The chemical that was released, methyl isocyanate (MIC), is an ester of isocyanic acid (HNCO). It is highly volatile and inflammable and is easily produced and stored at room temperature. MIC, with phosgene as one of the substances used to manufacture it, creates immediate irritation, chest pain, breathlessness, and can trigger severe asthma. If the exposure is high, as in Bhopal, it leads to severe bacterial and oesinophihc pneumonia, tumour or laryngeal edema and massive cardiac arrest. The real problem, however, is that it sensitizes the skin and even a mild exposure proves lethal (www.ecoindia.com).
Union Carbide, reporting sales of $9.5 billion in 1984, was clearly one of the largest industrial companies in the Unites States and the World. They produced everything from plastic wraps to automotive supplies.
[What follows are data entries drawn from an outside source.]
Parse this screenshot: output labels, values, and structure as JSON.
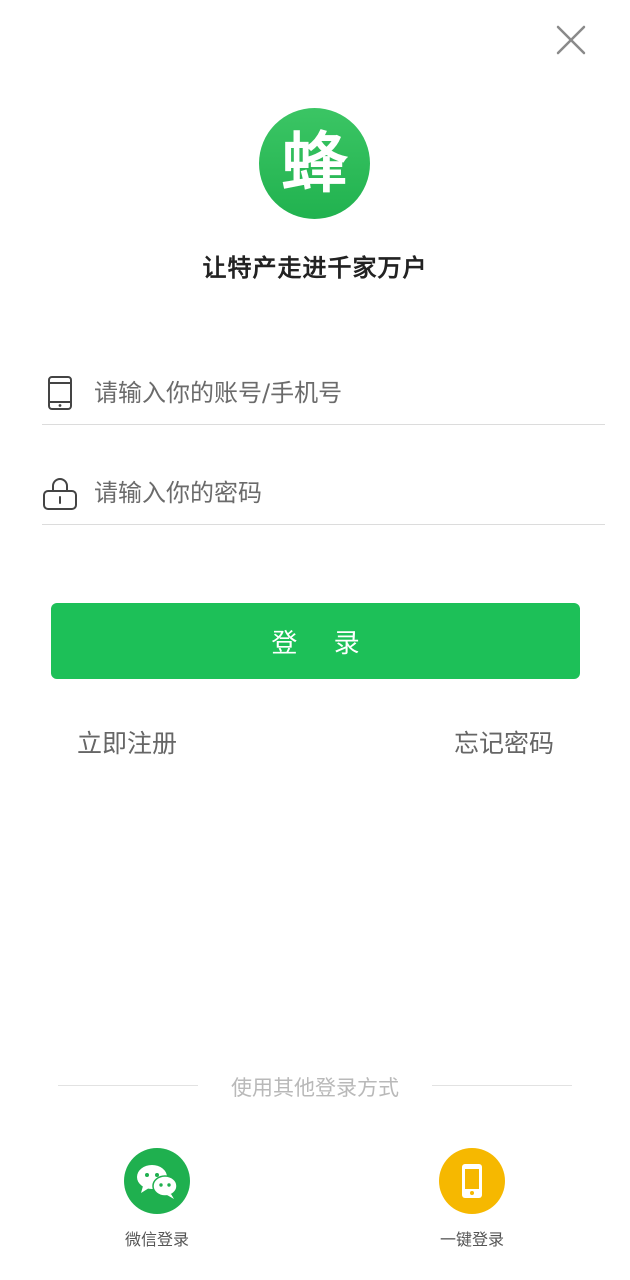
{
  "header": {
    "close_icon": "close-icon"
  },
  "brand": {
    "logo_char": "蜂",
    "logo_color": "#2bbb57",
    "slogan": "让特产走进千家万户"
  },
  "form": {
    "account_placeholder": "请输入你的账号/手机号",
    "account_value": "",
    "account_icon": "phone-icon",
    "password_placeholder": "请输入你的密码",
    "password_value": "",
    "password_icon": "lock-icon",
    "login_label": "登 录",
    "login_color": "#1dc058"
  },
  "links": {
    "register": "立即注册",
    "forgot": "忘记密码"
  },
  "alt_login": {
    "divider_text": "使用其他登录方式",
    "options": [
      {
        "label": "微信登录",
        "icon": "wechat-icon",
        "color": "#1fb04f"
      },
      {
        "label": "一键登录",
        "icon": "mobile-icon",
        "color": "#f6b800"
      }
    ]
  }
}
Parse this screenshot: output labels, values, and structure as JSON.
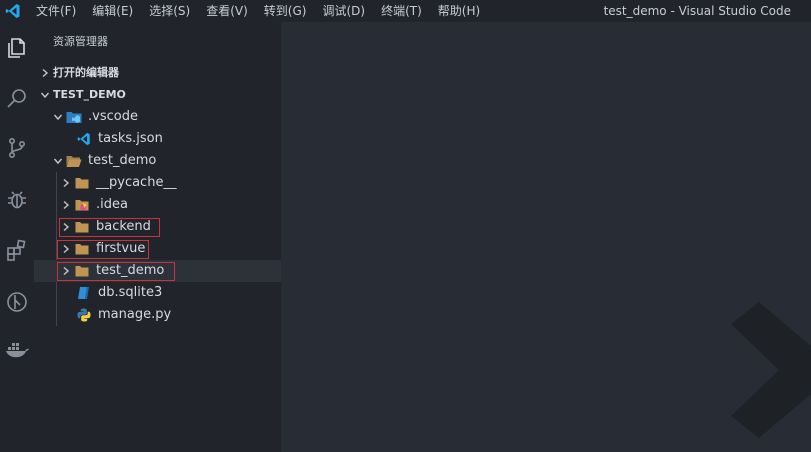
{
  "menu": [
    "文件(F)",
    "编辑(E)",
    "选择(S)",
    "查看(V)",
    "转到(G)",
    "调试(D)",
    "终端(T)",
    "帮助(H)"
  ],
  "window_title": "test_demo - Visual Studio Code",
  "sidebar": {
    "title": "资源管理器",
    "sections": {
      "open_editors": "打开的编辑器",
      "project": "TEST_DEMO"
    }
  },
  "tree": {
    "vscode": ".vscode",
    "tasks": "tasks.json",
    "test_demo": "test_demo",
    "pycache": "__pycache__",
    "idea": ".idea",
    "backend": "backend",
    "firstvue": "firstvue",
    "test_demo_inner": "test_demo",
    "db": "db.sqlite3",
    "manage": "manage.py"
  },
  "colors": {
    "accent_vscode_blue": "#23a9f2",
    "folder": "#c09553",
    "highlight_border": "#c3363a"
  }
}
The Bhopal plant produced pesticides, mainly to be used in India in its pursuit to be more self-sufficient. Union Carbida India Limited (UCIL) was celebrating its 50th anniversary and had sales of about $200 million annually. It operated 14 plants and had 9,000 employees. In 1984, the entire workforce at the plant in Bhopal was Indian and MIC had been being produced at the site since the 1970's.
Many different reports of what happened at the plant that caused the release of the gas have been offered, but none proven. Union Carbide offered in late 1986, with the absence of proven theory on how the gas was released was that the leak was a result of sabotage. This has been highly discredited by most for the convenience, lack of evidence, motive, or ability to perform such a feat. The much more highly recognized theory, as described by Ward Morehouse and M. Arun Subramaniam in A Report for the Citizens Commission on Bhopal entitled The Bhopal Tragedy: What Really Happened and What It Means for American Workers and Communities at Risk. They describe a thorough and technical series of safety violations, and safety devices that were not operational that caused...